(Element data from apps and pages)
• • • • •

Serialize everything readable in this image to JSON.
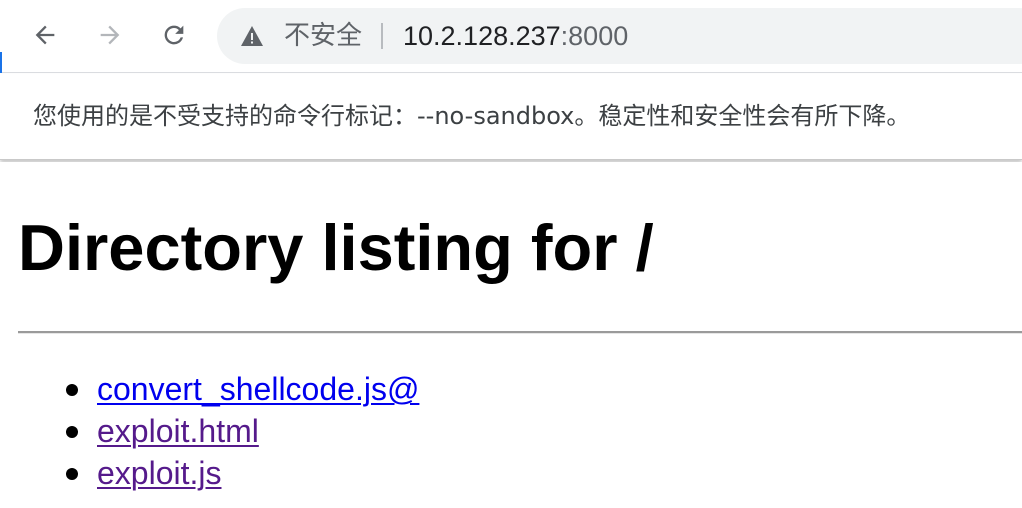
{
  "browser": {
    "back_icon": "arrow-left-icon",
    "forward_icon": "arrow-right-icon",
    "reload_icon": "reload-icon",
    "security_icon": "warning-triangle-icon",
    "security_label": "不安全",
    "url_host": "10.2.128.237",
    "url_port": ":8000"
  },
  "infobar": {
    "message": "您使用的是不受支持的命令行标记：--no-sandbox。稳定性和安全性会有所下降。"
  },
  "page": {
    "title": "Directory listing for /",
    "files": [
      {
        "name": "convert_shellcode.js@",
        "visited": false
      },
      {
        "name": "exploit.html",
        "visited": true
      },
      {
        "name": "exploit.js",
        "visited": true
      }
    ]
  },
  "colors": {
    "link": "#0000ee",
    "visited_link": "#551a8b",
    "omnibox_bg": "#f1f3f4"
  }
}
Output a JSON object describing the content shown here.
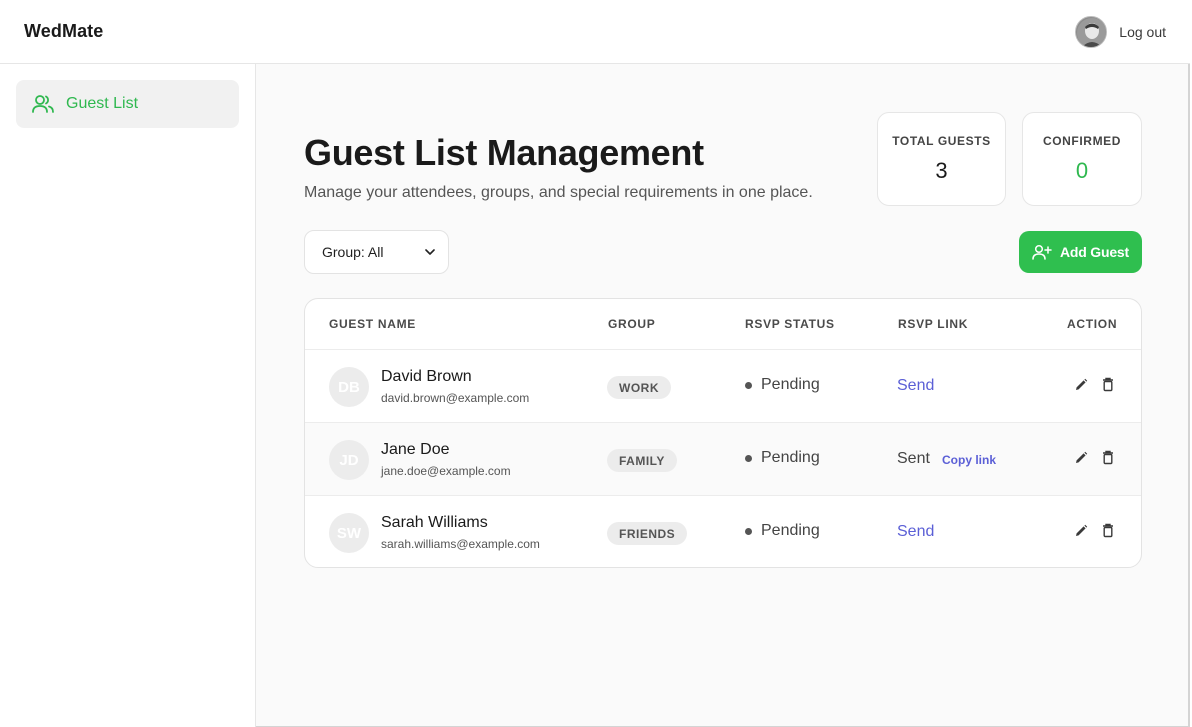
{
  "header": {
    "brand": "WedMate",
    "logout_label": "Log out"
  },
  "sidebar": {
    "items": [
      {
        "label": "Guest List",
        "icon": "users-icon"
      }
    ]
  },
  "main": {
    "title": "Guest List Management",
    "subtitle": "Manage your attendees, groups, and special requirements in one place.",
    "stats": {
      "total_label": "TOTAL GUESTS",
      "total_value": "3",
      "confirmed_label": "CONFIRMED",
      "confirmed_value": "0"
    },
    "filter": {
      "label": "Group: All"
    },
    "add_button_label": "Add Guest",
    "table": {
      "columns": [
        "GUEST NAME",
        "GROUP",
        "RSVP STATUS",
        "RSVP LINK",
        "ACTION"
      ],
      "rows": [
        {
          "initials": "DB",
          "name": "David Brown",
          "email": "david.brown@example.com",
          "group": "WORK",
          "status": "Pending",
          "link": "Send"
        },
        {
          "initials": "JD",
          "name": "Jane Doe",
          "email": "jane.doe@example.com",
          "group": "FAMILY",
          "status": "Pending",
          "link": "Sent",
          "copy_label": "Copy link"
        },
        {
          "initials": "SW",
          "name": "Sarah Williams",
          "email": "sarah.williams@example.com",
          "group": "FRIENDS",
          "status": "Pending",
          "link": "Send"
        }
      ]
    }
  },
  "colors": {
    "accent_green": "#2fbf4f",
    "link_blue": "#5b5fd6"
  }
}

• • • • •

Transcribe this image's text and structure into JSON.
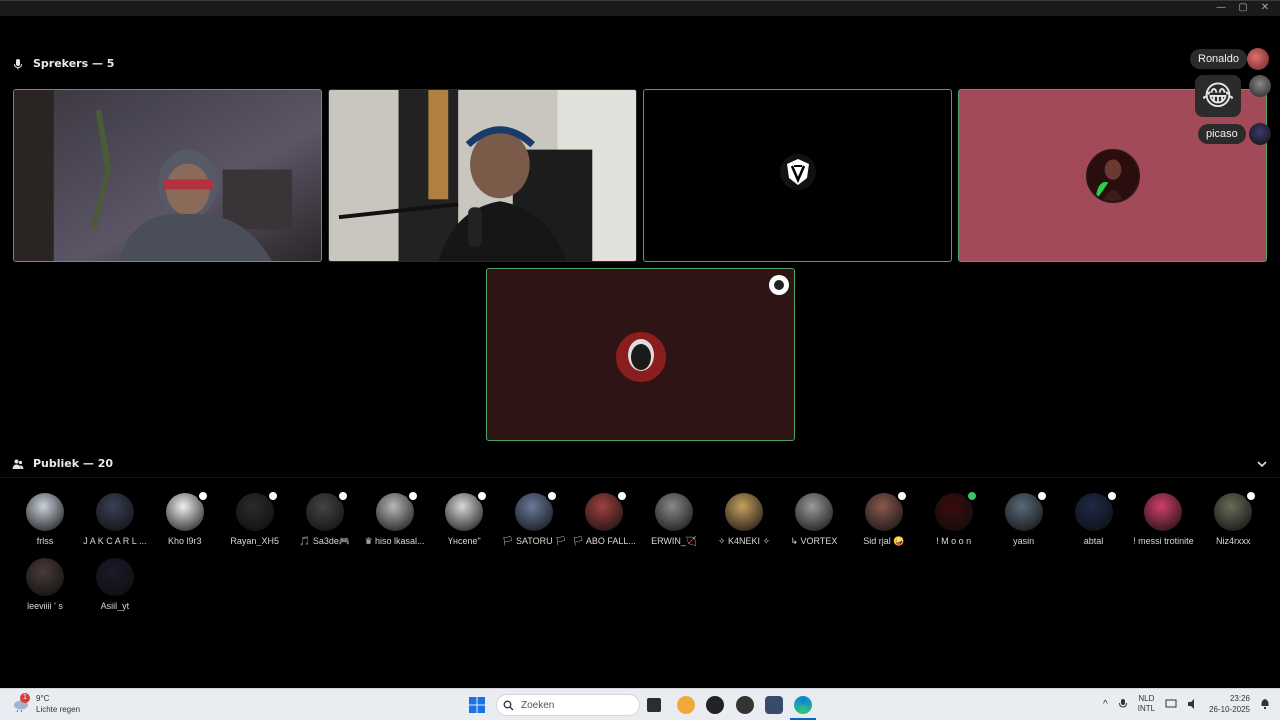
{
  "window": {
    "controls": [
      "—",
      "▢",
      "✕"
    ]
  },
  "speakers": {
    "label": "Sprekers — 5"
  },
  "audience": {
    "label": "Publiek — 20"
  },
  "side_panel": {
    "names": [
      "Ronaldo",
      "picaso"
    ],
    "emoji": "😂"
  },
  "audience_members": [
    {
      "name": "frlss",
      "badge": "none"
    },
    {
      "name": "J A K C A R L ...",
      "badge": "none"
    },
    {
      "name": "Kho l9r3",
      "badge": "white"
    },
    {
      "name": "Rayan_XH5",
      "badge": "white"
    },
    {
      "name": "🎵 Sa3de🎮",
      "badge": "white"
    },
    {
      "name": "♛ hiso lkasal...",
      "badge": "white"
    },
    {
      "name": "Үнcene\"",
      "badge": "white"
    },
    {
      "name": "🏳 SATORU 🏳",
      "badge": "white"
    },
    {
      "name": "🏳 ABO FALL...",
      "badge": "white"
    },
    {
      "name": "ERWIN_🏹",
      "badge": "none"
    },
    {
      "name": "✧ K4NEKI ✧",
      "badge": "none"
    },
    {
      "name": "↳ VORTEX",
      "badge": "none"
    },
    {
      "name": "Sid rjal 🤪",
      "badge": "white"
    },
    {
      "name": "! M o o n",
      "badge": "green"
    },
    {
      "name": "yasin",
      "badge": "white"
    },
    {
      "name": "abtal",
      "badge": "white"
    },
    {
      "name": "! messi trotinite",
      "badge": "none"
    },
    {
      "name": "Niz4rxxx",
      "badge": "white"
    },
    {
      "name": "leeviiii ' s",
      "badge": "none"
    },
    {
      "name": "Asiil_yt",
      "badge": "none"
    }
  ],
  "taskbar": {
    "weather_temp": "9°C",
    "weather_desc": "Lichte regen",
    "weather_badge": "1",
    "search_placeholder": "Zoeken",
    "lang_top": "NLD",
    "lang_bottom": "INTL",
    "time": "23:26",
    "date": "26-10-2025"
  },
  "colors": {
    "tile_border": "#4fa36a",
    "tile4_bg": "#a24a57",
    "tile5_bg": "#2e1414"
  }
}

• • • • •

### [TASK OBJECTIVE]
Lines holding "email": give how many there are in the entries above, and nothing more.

### [EXERCISE SOLUTION]
3